- High flow rate can work with large pools
- Easy-to-maintain cartridge filters
- Automatic air pressure relief
- It is a little expensive
Hayward ProSeries Pool Sand Filter
Thanks to its strong polymer construction, this Hayward sand filter tank is built like a tank and is one of the most well-made sand filters on the market. In addition to being durable, this model is easy to perform regular maintenance thanks to the six-position multi-port valve at the top of the filter. With the valve, the pool owner can easily adjust the filter for backwashing, rinsing, wintering and other functions.
The ProSeries sand filter for the pool is equipped with some useful additional functions, including the top diffuser which provides uniform distribution of water through sand, the self-cleaning drainage which facilitates emptying of the filter in the winter, and also the manometer for pressure control.
- Top-mounted handle makes maintenance easier
- Sturdy polymer construction
- Self-cleaning of the drain facilitates wintering
- Less power than other sand filters

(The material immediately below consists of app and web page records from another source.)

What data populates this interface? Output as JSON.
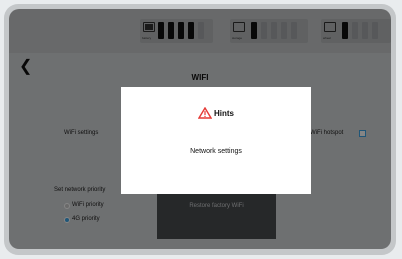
{
  "status_bar": {
    "battery_label": "battery",
    "storage_label": "storage",
    "wheel_label": "wheel"
  },
  "header": {
    "back_icon": "chevron-left-icon",
    "title": "WIFI"
  },
  "wifi_settings": {
    "label": "WiFi settings"
  },
  "wifi_hotspot": {
    "label": "WiFi hotspot",
    "checked": false
  },
  "network_priority": {
    "label": "Set network priority",
    "options": [
      "WiFi priority",
      "4G priority"
    ],
    "selected": "4G priority"
  },
  "restore": {
    "label": "Restore factory WiFi"
  },
  "dialog": {
    "title": "Hints",
    "icon": "warning-icon",
    "message": "Network settings"
  },
  "colors": {
    "accent": "#3fa6e6",
    "warning": "#e53935"
  }
}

Carvin Laser 22.5 Inch Above Ground Pool Sand Filter
The flow rate of this 20 gallon sand filter per minute can keep the pool water at 20,000 gallons brilliant. Combine this with a six-position valve that facilitates backwashing, rinsing, drying, wintering or filter testing, and Carvin Laser will be one of the best surface pool filters on the market.

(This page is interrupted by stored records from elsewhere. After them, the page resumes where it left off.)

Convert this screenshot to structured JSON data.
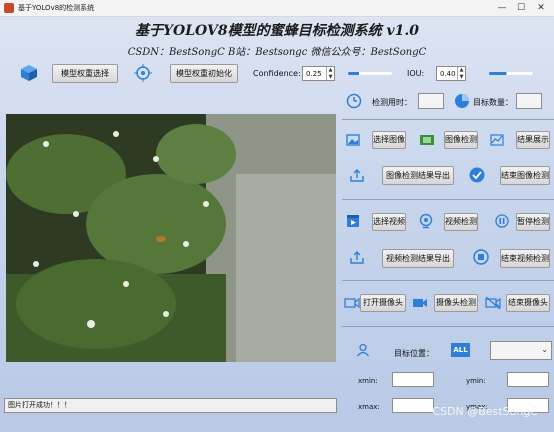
{
  "window": {
    "title": "基于YOLOv8的检测系统",
    "minimize": "—",
    "maximize": "☐",
    "close": "✕"
  },
  "header": {
    "title": "基于YOLOV8模型的蜜蜂目标检测系统 v1.0",
    "subtitle": "CSDN：BestSongC   B站：Bestsongc   微信公众号：BestSongC"
  },
  "toolbar": {
    "weight_select": "模型权重选择",
    "weight_init": "模型权重初始化",
    "confidence_label": "Confidence:",
    "confidence_value": "0.25",
    "iou_label": "IOU:",
    "iou_value": "0.40",
    "confidence_slider_level": 0.25,
    "iou_slider_level": 0.4
  },
  "stats": {
    "time_label": "检测用时：",
    "time_value": "",
    "count_label": "目标数量：",
    "count_value": ""
  },
  "image": {
    "select": "选择图像",
    "detect": "图像检测",
    "show": "结果展示",
    "export": "图像检测结果导出",
    "end": "结束图像检测"
  },
  "video": {
    "select": "选择视频",
    "detect": "视频检测",
    "pause": "暂停检测",
    "export": "视频检测结果导出",
    "end": "结束视频检测"
  },
  "camera": {
    "open": "打开摄像头",
    "detect": "摄像头检测",
    "end": "结束摄像头"
  },
  "target": {
    "label": "目标位置：",
    "all_badge": "ALL",
    "select_value": "",
    "xmin": "xmin:",
    "ymin": "ymin:",
    "xmax": "xmax:",
    "ymax": "ymax:"
  },
  "status": {
    "message": "图片打开成功！！！"
  },
  "watermark": "CSDN @BestSongC",
  "icons": [
    "cube-icon",
    "target-icon",
    "clock-icon",
    "pie-icon",
    "image-icon",
    "scan-icon",
    "chart-icon",
    "upload-icon",
    "check-icon",
    "video-file-icon",
    "camera-lens-icon",
    "pause-icon",
    "stop-icon",
    "webcam-icon",
    "person-icon"
  ],
  "colors": {
    "accent": "#2f7fd8",
    "background": "#c9d6ec"
  }
}
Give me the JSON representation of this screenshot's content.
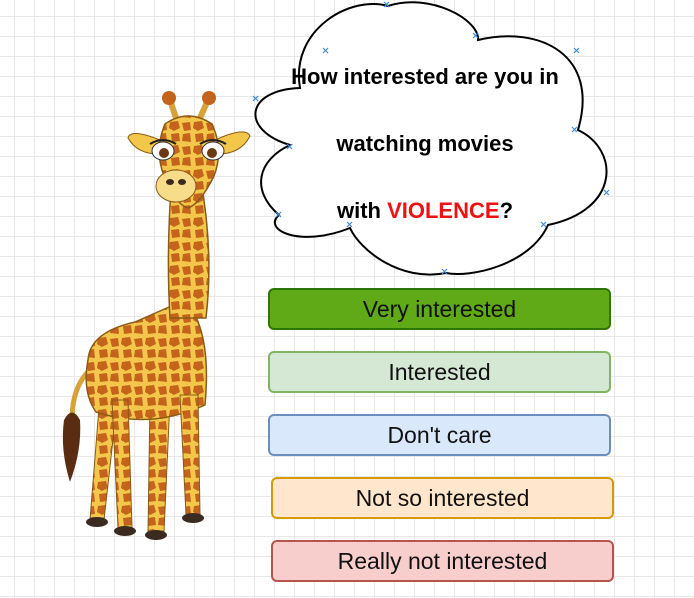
{
  "question": {
    "line1": "How interested are you in",
    "line2": "watching movies",
    "line3_prefix": "with ",
    "line3_highlight": "VIOLENCE",
    "line3_suffix": "?",
    "highlight_color": "#ee1111"
  },
  "options": [
    {
      "label": "Very interested",
      "fill": "#60a917",
      "stroke": "#2d7600"
    },
    {
      "label": "Interested",
      "fill": "#d5e8d4",
      "stroke": "#82b366"
    },
    {
      "label": "Don't care",
      "fill": "#dae8fc",
      "stroke": "#6c8ebf"
    },
    {
      "label": "Not so interested",
      "fill": "#ffe6cc",
      "stroke": "#d79b00"
    },
    {
      "label": "Really not interested",
      "fill": "#f8cecc",
      "stroke": "#b85450"
    }
  ],
  "illustration": "giraffe",
  "bubble_shape": "cloud"
}
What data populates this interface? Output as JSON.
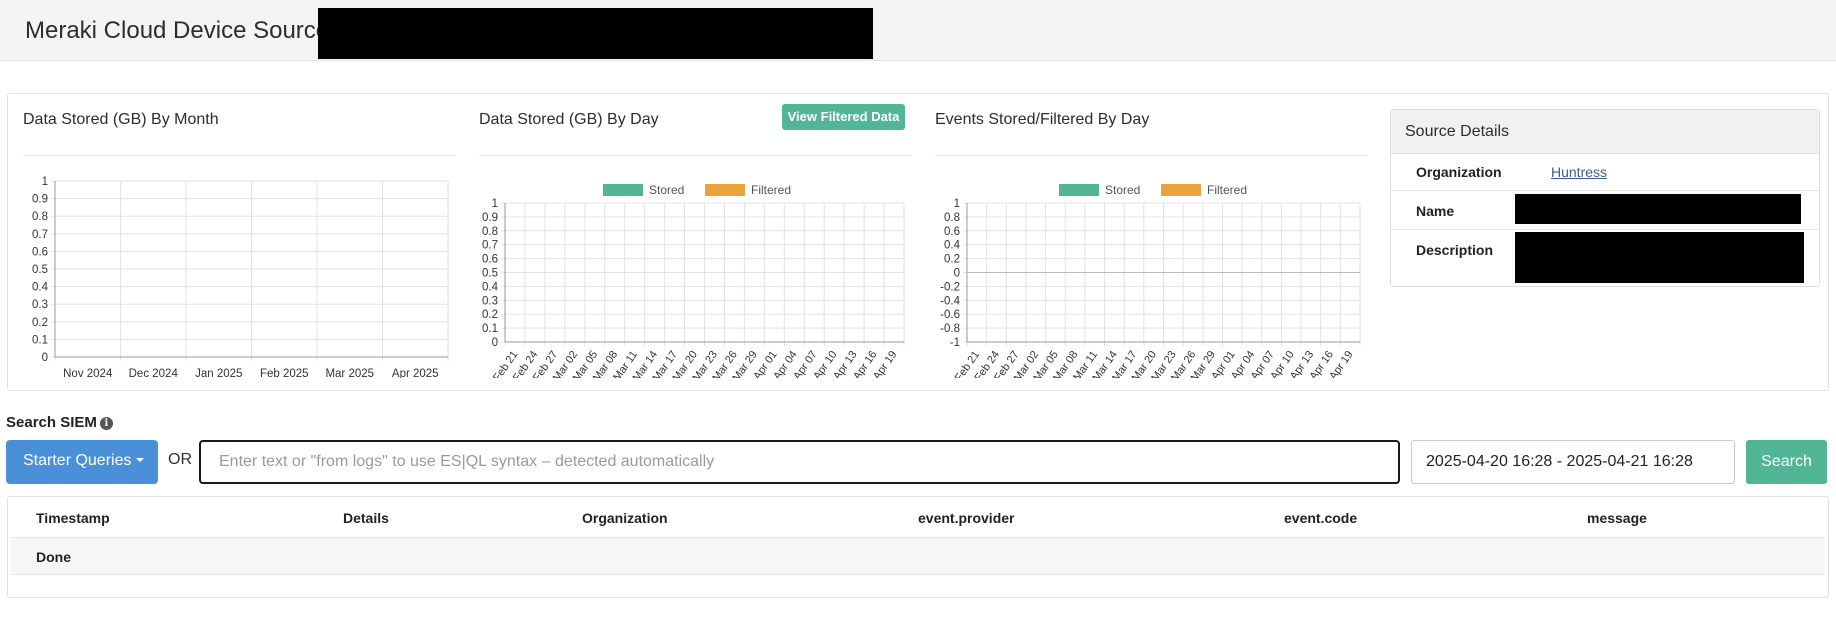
{
  "header": {
    "title": "Meraki Cloud Device Source:"
  },
  "colors": {
    "stored": "#52b596",
    "filtered": "#e8a33a",
    "primary": "#4a90d9"
  },
  "charts": {
    "monthly": {
      "title": "Data Stored (GB) By Month"
    },
    "daily": {
      "title": "Data Stored (GB) By Day",
      "action_label": "View Filtered Data"
    },
    "events": {
      "title": "Events Stored/Filtered By Day"
    }
  },
  "chart_data": [
    {
      "type": "bar",
      "title": "Data Stored (GB) By Month",
      "categories": [
        "Nov 2024",
        "Dec 2024",
        "Jan 2025",
        "Feb 2025",
        "Mar 2025",
        "Apr 2025"
      ],
      "values": [
        0,
        0,
        0,
        0,
        0,
        0
      ],
      "ylim": [
        0,
        1
      ],
      "yticks": [
        "1",
        "0.9",
        "0.8",
        "0.7",
        "0.6",
        "0.5",
        "0.4",
        "0.3",
        "0.2",
        "0.1",
        "0"
      ],
      "grid": true
    },
    {
      "type": "bar",
      "title": "Data Stored (GB) By Day",
      "categories": [
        "Feb 21",
        "Feb 24",
        "Feb 27",
        "Mar 02",
        "Mar 05",
        "Mar 08",
        "Mar 11",
        "Mar 14",
        "Mar 17",
        "Mar 20",
        "Mar 23",
        "Mar 26",
        "Mar 29",
        "Apr 01",
        "Apr 04",
        "Apr 07",
        "Apr 10",
        "Apr 13",
        "Apr 16",
        "Apr 19"
      ],
      "series": [
        {
          "name": "Stored",
          "values": [
            0,
            0,
            0,
            0,
            0,
            0,
            0,
            0,
            0,
            0,
            0,
            0,
            0,
            0,
            0,
            0,
            0,
            0,
            0,
            0
          ]
        },
        {
          "name": "Filtered",
          "values": [
            0,
            0,
            0,
            0,
            0,
            0,
            0,
            0,
            0,
            0,
            0,
            0,
            0,
            0,
            0,
            0,
            0,
            0,
            0,
            0
          ]
        }
      ],
      "ylim": [
        0,
        1
      ],
      "yticks": [
        "1",
        "0.9",
        "0.8",
        "0.7",
        "0.6",
        "0.5",
        "0.4",
        "0.3",
        "0.2",
        "0.1",
        "0"
      ],
      "legend": "top",
      "grid": true
    },
    {
      "type": "bar",
      "title": "Events Stored/Filtered By Day",
      "categories": [
        "Feb 21",
        "Feb 24",
        "Feb 27",
        "Mar 02",
        "Mar 05",
        "Mar 08",
        "Mar 11",
        "Mar 14",
        "Mar 17",
        "Mar 20",
        "Mar 23",
        "Mar 26",
        "Mar 29",
        "Apr 01",
        "Apr 04",
        "Apr 07",
        "Apr 10",
        "Apr 13",
        "Apr 16",
        "Apr 19"
      ],
      "series": [
        {
          "name": "Stored",
          "values": [
            0,
            0,
            0,
            0,
            0,
            0,
            0,
            0,
            0,
            0,
            0,
            0,
            0,
            0,
            0,
            0,
            0,
            0,
            0,
            0
          ]
        },
        {
          "name": "Filtered",
          "values": [
            0,
            0,
            0,
            0,
            0,
            0,
            0,
            0,
            0,
            0,
            0,
            0,
            0,
            0,
            0,
            0,
            0,
            0,
            0,
            0
          ]
        }
      ],
      "ylim": [
        -1,
        1
      ],
      "yticks": [
        "1",
        "0.8",
        "0.6",
        "0.4",
        "0.2",
        "0",
        "-0.2",
        "-0.4",
        "-0.6",
        "-0.8",
        "-1"
      ],
      "legend": "top",
      "grid": true
    }
  ],
  "source_details": {
    "title": "Source Details",
    "organization_label": "Organization",
    "organization_value": "Huntress",
    "name_label": "Name",
    "description_label": "Description"
  },
  "search": {
    "label": "Search SIEM",
    "info_icon": "info-circle-icon",
    "starter_label": "Starter Queries",
    "or_label": "OR",
    "query_placeholder": "Enter text or \"from logs\" to use ES|QL syntax – detected automatically",
    "query_value": "",
    "date_range": "2025-04-20 16:28 - 2025-04-21 16:28",
    "button_label": "Search"
  },
  "results": {
    "columns": [
      "Timestamp",
      "Details",
      "Organization",
      "event.provider",
      "event.code",
      "message"
    ],
    "status": "Done"
  }
}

The filter effectively filters water using side slots and bottom drainage to evenly distribute water on the surface of 250 pounds of sand. It is solidly built from a molded plastic tank, resistant to ultraviolet and corrosion. The drain located on the bottom of a tank allows to empty easily the filter for wintering or replacement of sand.
- Six-position valve facilitates maintenance
- Distributes water evenly for efficient operation
- Easy to winter
- Good capacity for land pools
- More bulky than other terrestrial pool filters
Best Pool Catridge Cleaner FAQs
What Clogs The Cartridge Filters?
The cartridge filter in your pool keeps the water clean and safe. When water passes through the cartridge filter, the filter elements catch floating debris in the water. Over time, the filter collects oil, dirt and calcium accumulate on the filter elements, which can clog the filter. This can be difficult to clean with a hose or conventional filter cleaner. When this happens, you should soak and rinse the cartridge filter in hydrochloric acid.
Can I Clean Pool Filter Cartridge With Bleach?
To remove a stain from an item of clothing, you can soak it in bleach, does that mean you can soak your cartridge in bleach? Companies that sell pool chemicals do not recommend this, as bleach can damage the fibers of your filters and thus shorten the life of the filter. Cartridge manufacturers offer a variety of products to help keep your filters clean. Some pool owners make cleaning solutions from detergents or vinegar, which over time soften your filters.
Cleaning the pool cartridge filter is a simple job you can do yourself to help keep your pool system in perfect condition. The best time to clean the filter is when your pressure gauge shows 10 pounds per square inch, which exceeds the normal operating level. When that happens, it’s time to clean the filter.
The role of your pool filter is to capture small pieces of debris floating in the pool water and weed them out. Subsequently, dirt accumulates in the cartridge elements and needs to be cleaned. First, determine if you need to clean the filter. When the filter reading shows that the PSI (pounds per square inch) is more than 8-10 PSI higher than normal for your filter, it’s time to clean up a bit.
You can check the correct PSI range in the user manual, but the best approach is to know what is “normal” for your pool when working with its specific features and equipment configuration. To obtain this baseline level, check the PSI when the cartridge is new or immediately after deep cleaning.